Given the potential concerns with BPA, Dr. Nuttall recommends, “first and foremost, try to limit kids’ exposure.” In particular, Dr. Nuttall advises:
- Avoid plastics labeled #7, especially for children's food and drinks. Plastics with the recycling label #5 are safer choices and do not contain BPA
- Use glass or stainless steel bottles that do not have a plastic liner
- Never microwave plastic, and throw out old and/or scratched water bottles
- Limit canned food, and instead choose more fresh and frozen foods
- Use glass baby bottles
Furthermore, David Suzuki highlights twelve ways to avoid BPA, including swapping out plastic kitchen wrap, keep plastic out of the microwave and breastfeed or use powdered baby formula.
Aside from BPA being found in some of the food and beverages we consume, there are other ways we can be exposed to the potentially dangerous chemical without even knowing it. Items that we regularly handle — like compact discs, toys and surprisingly, cash register tapes — are often produced with BPA. These items can contribute, sometimes significantly, to our family’s overall exposure to BPA as it can be absorbed into our skin.

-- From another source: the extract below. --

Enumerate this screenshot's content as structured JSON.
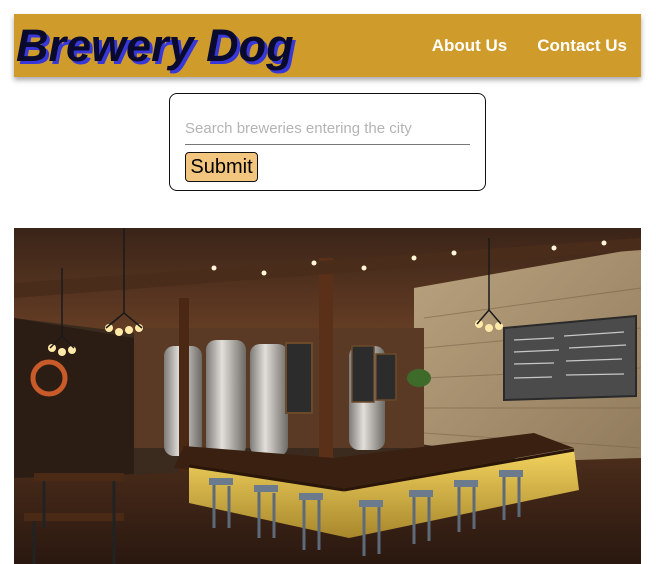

Avoiding BPA can seem nearly impossible, and at this point, the Government of Canada is still reluctant to implicate BPA as a health risk. But, Dr. Nuttall advises limiting exposure for babies and infants with rapidly developing systems as hormone disruption could significantly impact them. Given that BPA has proven detrimental impacts on animals, Dr. Nuttall's advice when choosing and using plastics seems sensible: observe the general principle of ALARA, which means, limit your exposure to As Low As Reasonably Achievable.